Syria Turkey
A child whom activists said was wounded after shelling by forces loyal to Syria's President Bashar Al-Assad is treated at a makeshift hospital in the Zafaraneh neighbourhood of Homs October 13, 2012. Picture taken October 13, 2012.  Reuters/Shaam News Network

Turkey banned all Syrian passenger planes from entering its airspace on Sunday, following Syria's move to do the same, and days after intercepting a Syrian airliner carrying what it said were Russian-made munitions for the Syrian army.

Turkish Foreign Minister Ahmet Davutoglu said the decision was made because the Syrian regime, which is battling an insurgency, was "abusing" civilian flights by transporting Russian military gears destined for the Syrian ministry of defense, the Associated Press reports. Syria's government was notified of the decision on Saturday, Davutoglu said.

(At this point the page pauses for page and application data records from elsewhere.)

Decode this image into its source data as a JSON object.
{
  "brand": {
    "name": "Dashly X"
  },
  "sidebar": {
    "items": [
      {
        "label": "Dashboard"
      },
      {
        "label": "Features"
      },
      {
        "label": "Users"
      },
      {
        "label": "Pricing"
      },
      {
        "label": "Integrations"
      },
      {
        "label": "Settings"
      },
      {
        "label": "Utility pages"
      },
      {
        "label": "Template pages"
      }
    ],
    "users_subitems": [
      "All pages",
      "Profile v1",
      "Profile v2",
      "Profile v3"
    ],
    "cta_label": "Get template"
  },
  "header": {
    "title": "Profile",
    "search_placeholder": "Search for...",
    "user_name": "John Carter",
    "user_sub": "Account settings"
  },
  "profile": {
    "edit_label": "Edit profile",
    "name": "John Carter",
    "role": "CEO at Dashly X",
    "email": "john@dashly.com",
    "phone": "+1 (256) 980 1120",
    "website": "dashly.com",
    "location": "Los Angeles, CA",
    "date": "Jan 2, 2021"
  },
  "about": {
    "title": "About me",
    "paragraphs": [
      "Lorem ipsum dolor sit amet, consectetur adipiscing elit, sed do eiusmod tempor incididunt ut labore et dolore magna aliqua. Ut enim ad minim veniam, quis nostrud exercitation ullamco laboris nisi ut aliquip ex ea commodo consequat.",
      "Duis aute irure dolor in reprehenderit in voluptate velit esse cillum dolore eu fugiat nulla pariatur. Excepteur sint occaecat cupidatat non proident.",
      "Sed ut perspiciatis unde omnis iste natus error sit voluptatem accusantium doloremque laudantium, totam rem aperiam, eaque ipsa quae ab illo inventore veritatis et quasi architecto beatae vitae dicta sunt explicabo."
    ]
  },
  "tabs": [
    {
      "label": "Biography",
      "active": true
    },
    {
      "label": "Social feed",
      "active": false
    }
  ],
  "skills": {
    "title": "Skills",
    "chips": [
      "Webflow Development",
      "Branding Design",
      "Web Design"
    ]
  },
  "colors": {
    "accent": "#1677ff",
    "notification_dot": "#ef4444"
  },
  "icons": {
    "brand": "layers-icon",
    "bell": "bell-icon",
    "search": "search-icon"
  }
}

Meanwhile, Human Rights Watch said Sunday new evidence has emerged that Syrian government forces have dropped Russian-made cluster bombs over civilian areas in the past week. Many of the strikes were near the main highway that runs through Ma`arat al-Nu`man, the site of a major confrontation between the government and rebel forces.

At least 18 videos have been posted on YouTube by Syrian activists showing the aftermath of the cluster munition strikes in recent days.

Eliot Higgins, who blogs on military hardware and tactics used in Syria under the pseudonym “Brown Moses,” compiled a list of the videos showing cluster munition remnants in several provinces.

Last week, Turkey forced down a Syrian Airlines passenger aircraft on suspicion of transporting weapons from Russia to the Assad regime and said it had seized illicit cargo. Russia said the plane was carrying spare radar parts, while Syria accused Turkey of piracy.

The interception of the Damascus-bound Airbus A-320, which was carrying around 30 passengers from Moscow, came hours after Turkey's chief of staff warned that his troops would respond with greater force if shells from Syria continued to hit Turkish territory.

Syria said late Saturday that it was barring Turkish civilian flights over its territory in a retaliatory move. But Davutoglu said the Syrian announcement “has no value for us."

A Syrian state-run newspaper said Sunday that Turkey's grounding of a Syrian civilian plane last week was a "stupid and reckless" action.

"Regardless of their intents, what the Turkish authorities have recently done regarding the Syrian civilian plane has no other synonym in the international political dictionary but a stupid and reckless action," Tishreen daily, a mouthpiece of the Syrian government, editorialized Sunday.

Tensions between Damascus and Ankara escalated in October after an artillery shell fired in Syria landed in a Turkish border village, killing five. In response, Turkey's parliament authorized the government to launch cross-border military operations as a deterrent against potential attacks from Syria.

“Turkey will retaliate if Syria violates its border again,” Davutoglu said at a news conference on Saturday in Istanbul. “We will do what’s necessary.”

In the continuing face-off between Ankara and Damascus, Turkey has increased its military presence along its border with Syria, the Financial Times reports. Two fighter aircraft flew along a stretch of the border after a Syrian helicopter bombed the nearby Syrian village of Azmarin, while Turkish media reported that up to 250 tanks were in the border area.

Turkey’s Prime Minister Recep Tayyip Erdogan criticized the United Nations Security Council on Saturday for its failure to agree on decisive steps to end the 19-month civil war in Syria, the AP reports.

More than 30,000 people have died nationwide during the 19- month civil war, according to opposition groups. President Bashar al- Assad’s forces are using cluster bombs, which detonate and then disperse smaller bomblets, according to a Human Rights Watch report.

“Syria’s disregard for its civilian population is all too evident in its air campaign, which now apparently includes dropping these deadly cluster bombs into populated areas,” Steve Goose, arms director at Human Rights Watch, said in a report.